Murder, abuse, alienation, and tragedy galore. If all small towns are like the one in Jones’ breakout novel, remind me to never live in one! Emily Houchens is an odd, sad 13 year old girl. Somewhat of an outcast, she spends much of her time fantasizing about friendships and a relationship with her school crush. She keeps to herself, and is prone to long, meandering walks through the woods bordering her small town. One day, while on a ramble through the woods, Emily stumbles upon the dead body of a woman. For most little girls, the obvious reaction would be to run home and immediately tell someone about the dead body in the woods – but Emily is not most girls. Captivated by the body, she keeps it a secret, and returns to it multiple times to observe its slow decay.
The story winds its way through the lives of numerous people inhabiting the small town of Roma, from Emily to the missing girl herself. The story isn’t meant to be much of a mystery, but rather a portrait of the struggles and strife people must endure. If anything, the story is just depressing and sad – but in a good way, if that’s even possible. The Next Time You See Me held my attention from start to finish – and I often couldn’t wait to get back to it, even though I knew it wasn’t going to take me to a happy place. Would it have killed the author, though, to have given at least one character a happy story? I mean, not everyone living in a small town lives these miserable little lives do they?

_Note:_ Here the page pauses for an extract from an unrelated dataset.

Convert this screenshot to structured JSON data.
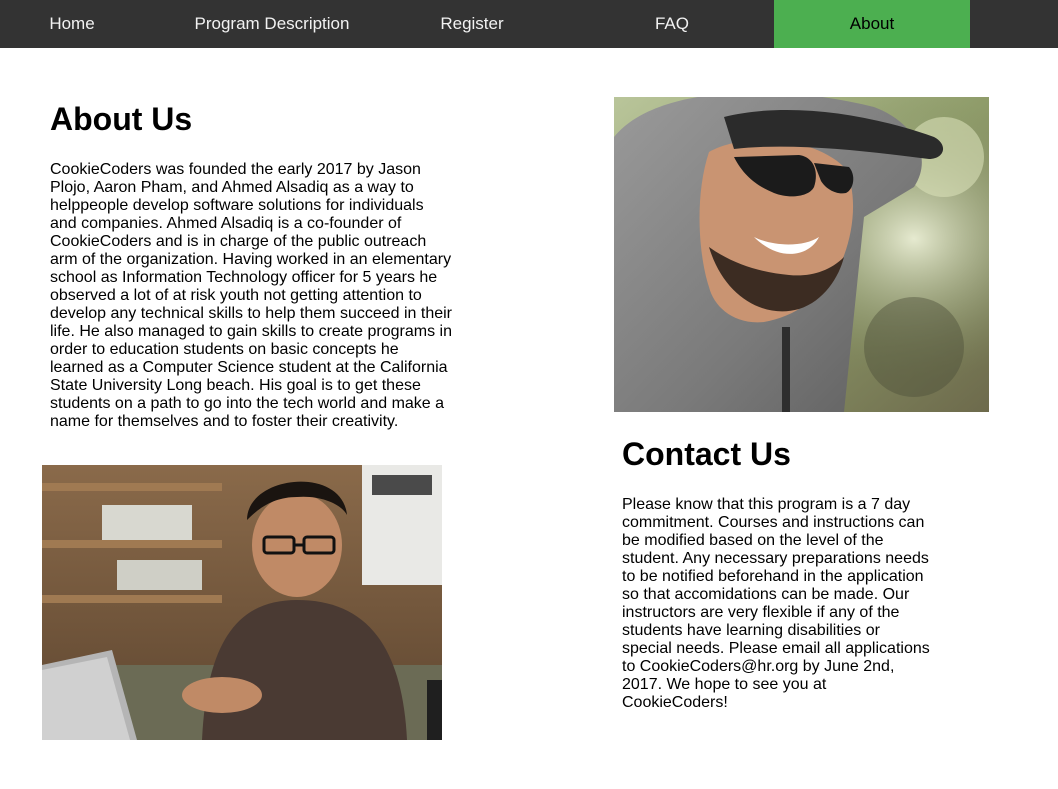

Or are they just the ones worth writing about?
No bad for a first novel, Ms. Jones.
Final Rating: 3 out of 5 stars.